Ohki's $650 42 inch passive 3D TV reviewed
3.9Overall Score
Price (RRP): $649 Manufacturer: Ohki

The price of 3D televisions has crashed since their introduction 18 months ago, with name brands now selling 42 inch active models for a smidge under $1000. The sting in the tail is that four pairs of 3D glasses for the family will add around $500, but with Ohki’s passive 3D set you get the whole deal delivered to your door for a smidge under $650.

Worth a look?  We thought so.

Features and specs

Korean electronics giant LG was the first to market with a passive 3D TV in mid-2011, and as the only maker of such panels in the world, its technology is the bedrock for the Ohki model under review here (Toshiba is also using LG’s passive 3D technology).

Ohki is the house brand of e-tailer, Ohki, and is available exclusively through its online store, which also sells cameras, GPS, appliances and other electronics equipment from mainstream brands.

In the box, you’ll find the LCD TV, a stand that needs to be assembled, HDMI cable, remote, a manual and four sets of passive 3D glasses. These are the same type you receive with your 3D cinema ticket, and are readily available elsewhere for around $10 each.

Four sets of these glasses are thrown in the box.

Ohki’s 42-inch (OHK42/LCD3D) supports 1080p Full HD, although only in 2D. Like all passive 3D sets currently available, the polarising technology used to alternate images to the left and right eyes effectively halves the resolution of the image, presenting a lower definition picture.

There’s plenty of connectivity options on the Ohki, with three HDMI sockets, one VGA, two component and two sets of composite RCA ports. You’ll also find two USB ports here, designed for both loading external content or recording programs to external USB drive using the set’s PVR feature.

The set provides a pair of 5 watt speakers.

Performance
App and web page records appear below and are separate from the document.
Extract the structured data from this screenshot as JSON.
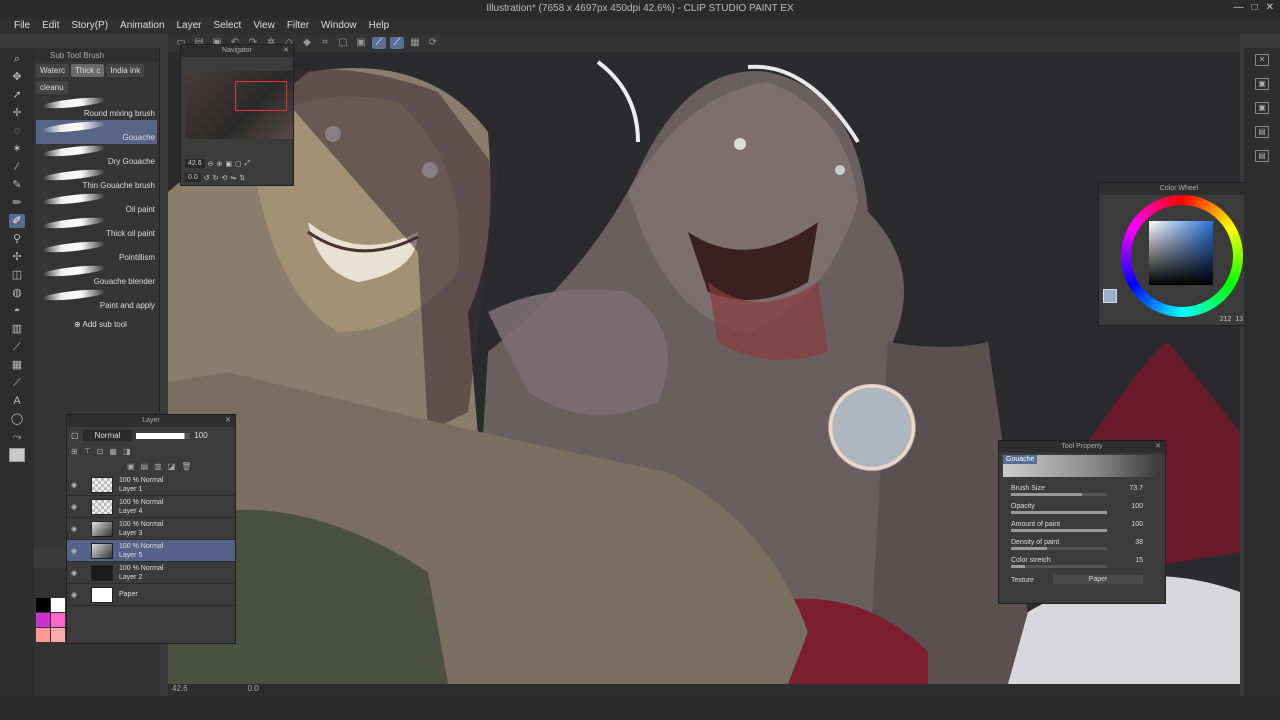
{
  "window": {
    "title": "Illustration* (7658 x 4697px 450dpi 42.6%) - CLIP STUDIO PAINT EX",
    "controls": [
      "—",
      "□",
      "✕"
    ]
  },
  "menu": [
    "File",
    "Edit",
    "Story(P)",
    "Animation",
    "Layer",
    "Select",
    "View",
    "Filter",
    "Window",
    "Help"
  ],
  "subtool": {
    "panel_title": "Sub Tool Brush",
    "tabs": [
      "Waterc",
      "Thick c",
      "India ink",
      "cleanu"
    ],
    "brushes": [
      {
        "name": "Round mixing brush",
        "selected": false
      },
      {
        "name": "Gouache",
        "selected": true
      },
      {
        "name": "Dry Gouache",
        "selected": false
      },
      {
        "name": "Thin Gouache brush",
        "selected": false
      },
      {
        "name": "Oil paint",
        "selected": false
      },
      {
        "name": "Thick oil paint",
        "selected": false
      },
      {
        "name": "Pointillism",
        "selected": false
      },
      {
        "name": "Gouache blender",
        "selected": false
      },
      {
        "name": "Paint and apply",
        "selected": false
      }
    ],
    "add_label": "Add sub tool"
  },
  "navigator": {
    "title": "Navigator",
    "zoom": "42.6",
    "rotation": "0.0"
  },
  "layers": {
    "title": "Layer",
    "blend_mode": "Normal",
    "opacity": "100",
    "rows": [
      {
        "line1": "100 % Normal",
        "line2": "Layer 1",
        "thumb": "checker",
        "selected": false
      },
      {
        "line1": "100 % Normal",
        "line2": "Layer 4",
        "thumb": "checker",
        "selected": false
      },
      {
        "line1": "100 % Normal",
        "line2": "Layer 3",
        "thumb": "ill",
        "selected": false
      },
      {
        "line1": "100 % Normal",
        "line2": "Layer 5",
        "thumb": "ill",
        "selected": true
      },
      {
        "line1": "100 % Normal",
        "line2": "Layer 2",
        "thumb": "dark",
        "selected": false
      },
      {
        "line1": "",
        "line2": "Paper",
        "thumb": "white",
        "selected": false
      }
    ]
  },
  "colorwheel": {
    "title": "Color Wheel",
    "h": "212",
    "s": "13",
    "v": "70"
  },
  "toolprop": {
    "title": "Tool Property",
    "brush": "Gouache",
    "props": [
      {
        "label": "Brush Size",
        "value": "73.7",
        "fill": 0.74
      },
      {
        "label": "Opacity",
        "value": "100",
        "fill": 1.0
      },
      {
        "label": "Amount of paint",
        "value": "100",
        "fill": 1.0
      },
      {
        "label": "Density of paint",
        "value": "38",
        "fill": 0.38
      },
      {
        "label": "Color stretch",
        "value": "15",
        "fill": 0.15
      }
    ],
    "texture_label": "Texture",
    "texture_value": "Paper"
  },
  "status": {
    "zoom": "42.6",
    "angle": "0.0"
  },
  "palette_colors": [
    "#000000",
    "#ffffff",
    "#000000",
    "#ffffff",
    "#ffff33",
    "#33ff33",
    "#33ccff",
    "#3366ff",
    "#cc33cc",
    "#ff66cc",
    "#ff99cc",
    "#ffaacc",
    "#ffbbaa",
    "#ffccaa",
    "#ffbb88",
    "#ffaa66",
    "#ff9999",
    "#ffaaaa",
    "#ffbbbb",
    "#ffcccc",
    "#ffd0b0",
    "#ffc8a0",
    "#f0b090",
    "#e0a080"
  ]
}
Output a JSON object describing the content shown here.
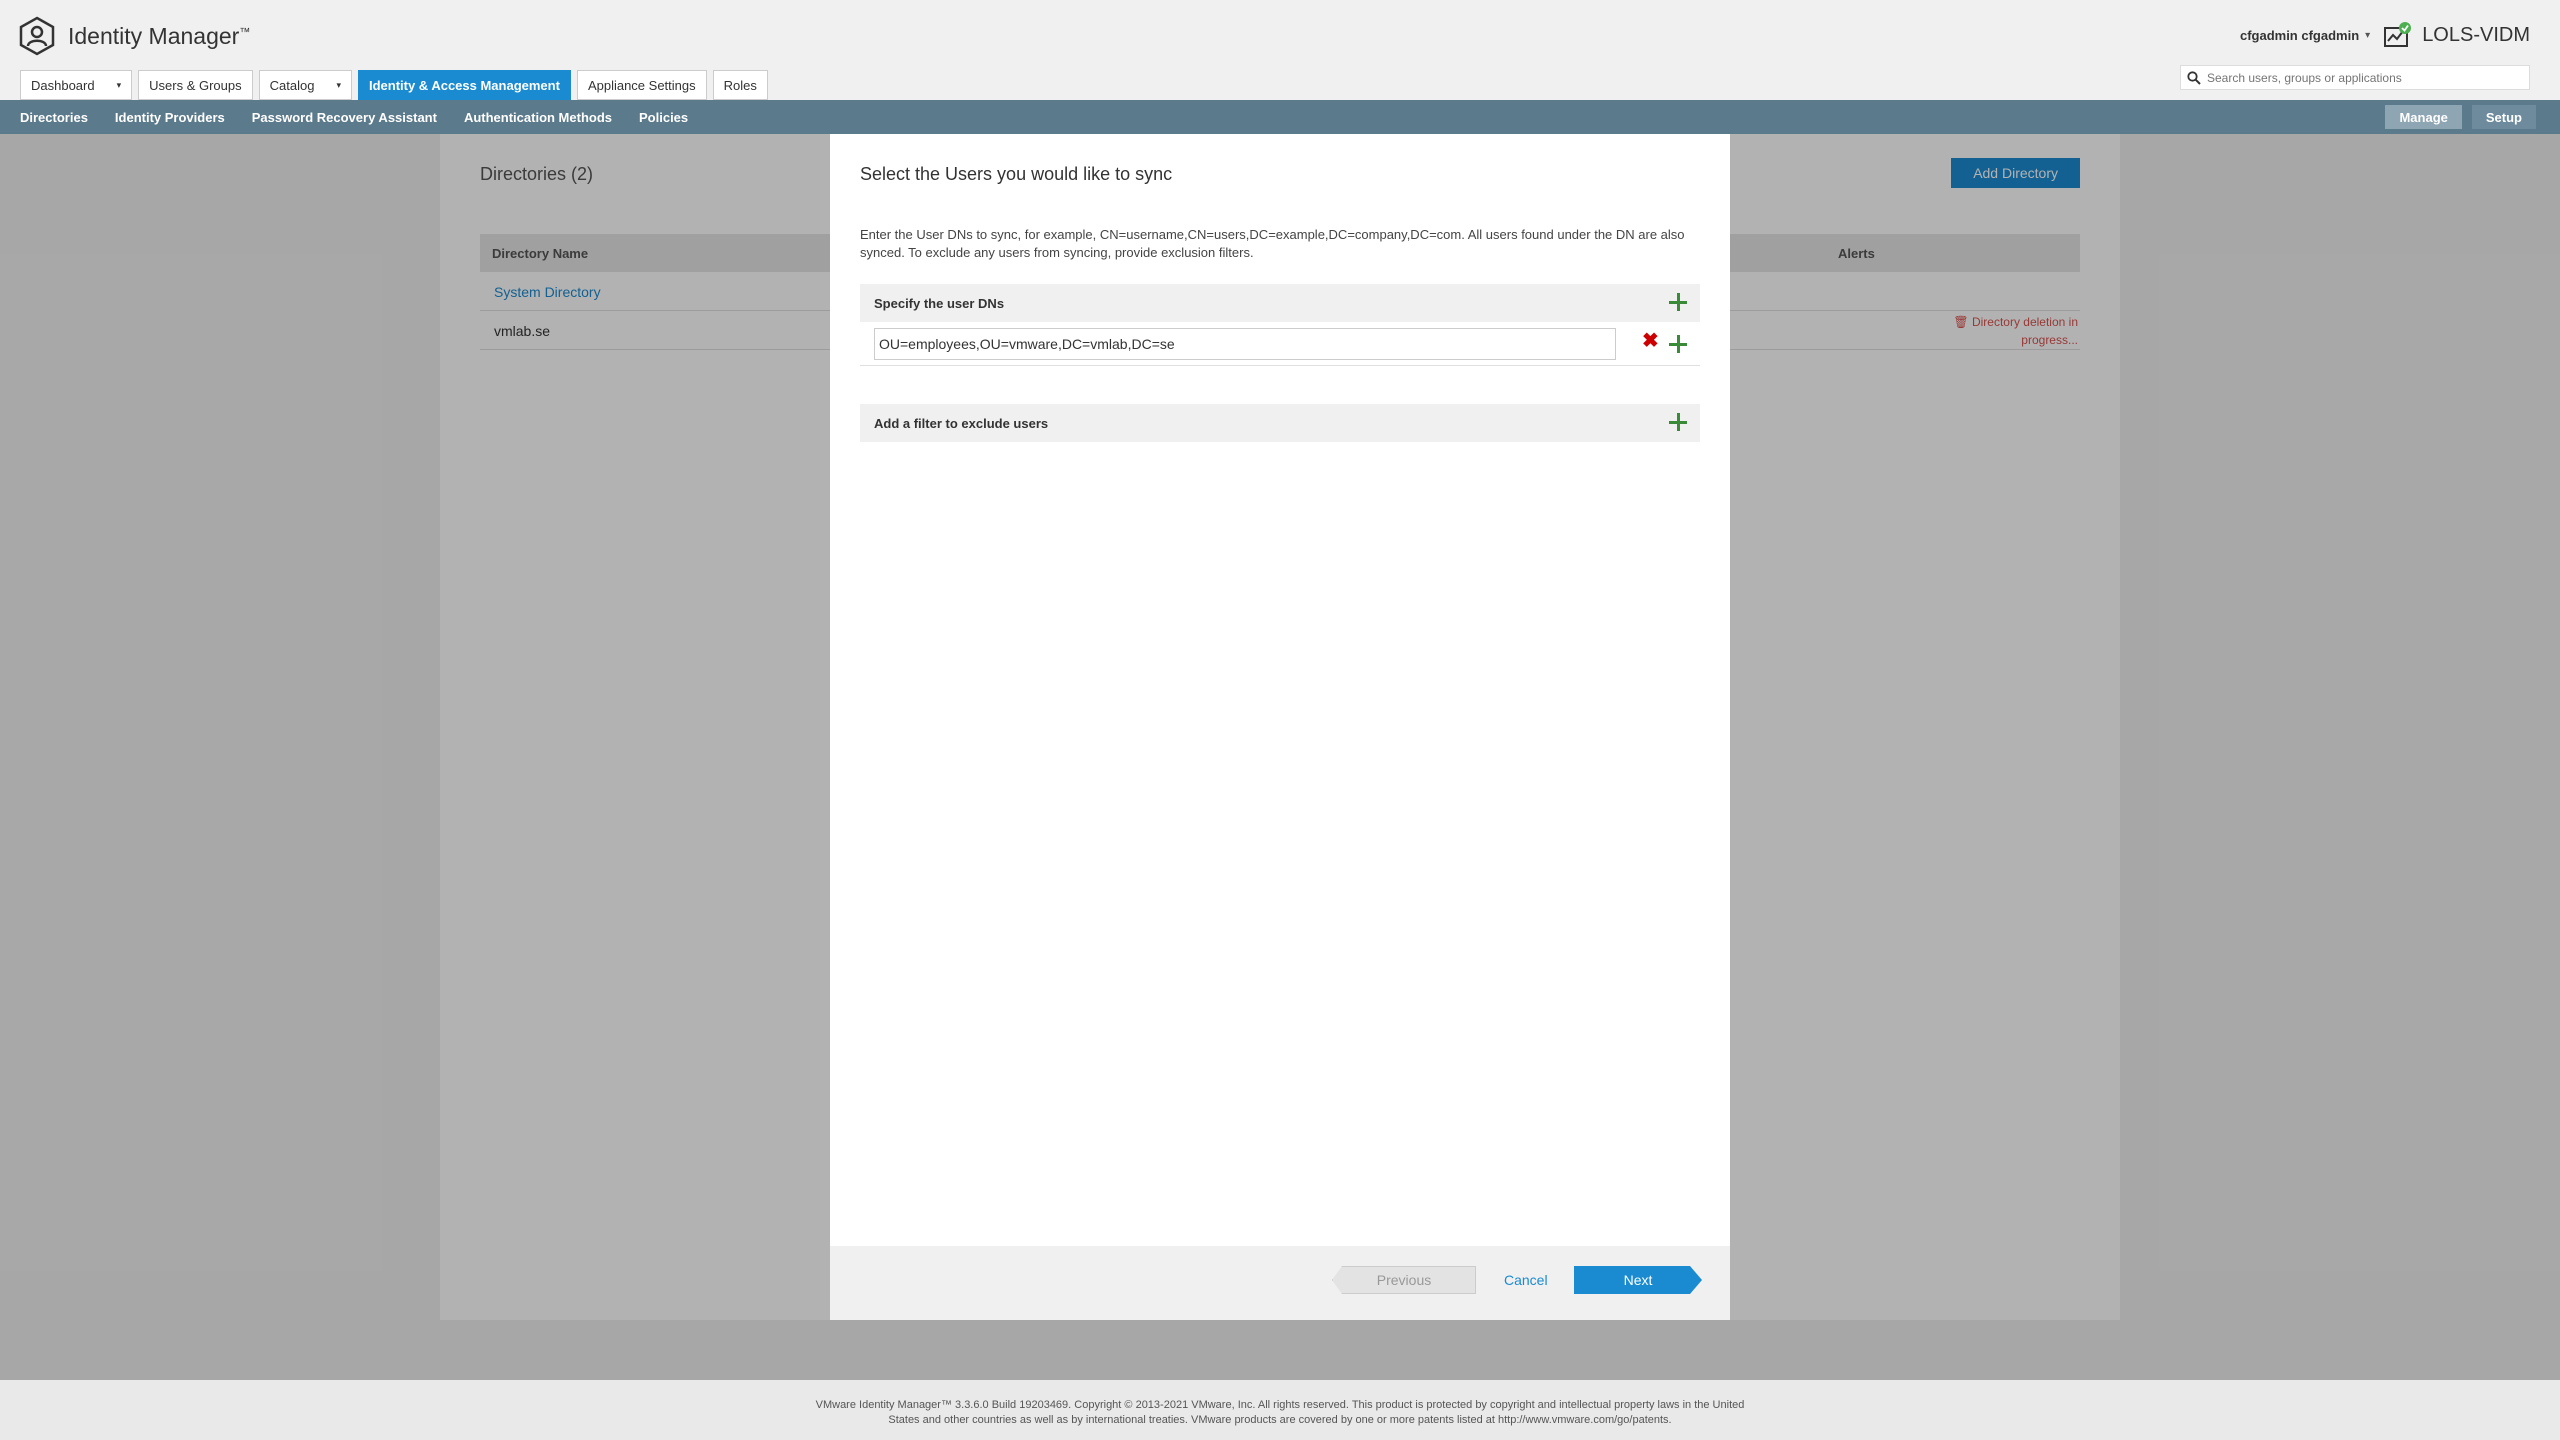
{
  "header": {
    "app_name": "Identity Manager",
    "trademark": "™",
    "user_name": "cfgadmin cfgadmin",
    "user_caret": "▾",
    "tenant_name": "LOLS-VIDM",
    "search_placeholder": "Search users, groups or applications"
  },
  "tabs": [
    {
      "label": "Dashboard",
      "caret": "▾"
    },
    {
      "label": "Users & Groups"
    },
    {
      "label": "Catalog",
      "caret": "▾"
    },
    {
      "label": "Identity & Access Management",
      "active": true
    },
    {
      "label": "Appliance Settings"
    },
    {
      "label": "Roles"
    }
  ],
  "subnav": {
    "items": [
      "Directories",
      "Identity Providers",
      "Password Recovery Assistant",
      "Authentication Methods",
      "Policies"
    ],
    "manage": "Manage",
    "setup": "Setup"
  },
  "page": {
    "title": "Directories (2)",
    "add_button": "Add Directory",
    "columns": {
      "name": "Directory Name",
      "alerts": "Alerts"
    },
    "rows": [
      {
        "name": "System Directory"
      },
      {
        "name": "vmlab.se",
        "alert_line1": "Directory deletion in",
        "alert_line2": "progress..."
      }
    ]
  },
  "modal": {
    "title": "Select the Users you would like to sync",
    "description": "Enter the User DNs to sync, for example, CN=username,CN=users,DC=example,DC=company,DC=com. All users found under the DN are also synced. To exclude any users from syncing, provide exclusion filters.",
    "section_user_dns": "Specify the user DNs",
    "dn_value": "OU=employees,OU=vmware,DC=vmlab,DC=se",
    "remove_glyph": "✖",
    "section_exclude": "Add a filter to exclude users",
    "previous": "Previous",
    "cancel": "Cancel",
    "next": "Next"
  },
  "footer": {
    "line1": "VMware Identity Manager™ 3.3.6.0 Build 19203469. Copyright © 2013-2021 VMware, Inc. All rights reserved. This product is protected by copyright and intellectual property laws in the United",
    "line2": "States and other countries as well as by international treaties. VMware products are covered by one or more patents listed at http://www.vmware.com/go/patents."
  },
  "colors": {
    "accent": "#1a8bd1",
    "subnav": "#5b7a8c",
    "plus_green": "#3a8a3a",
    "remove_red": "#cc0000",
    "alert_red": "#d9534f"
  }
}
The generic nature of the entry-level TV ‘animal’ is apparent in this Ohki 3D TV: it’s cosmetically unremarkable, the remote is standard, though nicely responsive, and the menu system is familiar, if a bit workman-like.

The picture, however, is what we’re here for, so what of just what kind of a 3D picture does $650 buy?

The answer is a surprisingly decent one, provided you’re prepared to muck about with the settings depending on the source material.

For example, the 3D Blu-ray versions of “Cloudy With A Chance Of Meatballs” and “The Lion King” delivered nicely convincing 3D effects out of our PS3 with the Ohki 3D set to “Antitone” mode. “Monster House”, however, displayed little 3D in this mode, but switching the regular “Positive Order” setting added the depth that was missing.

There was nothing we could identify about the source material that indicated which setting would suit best, so we recommend you try all options when loading your movie or game.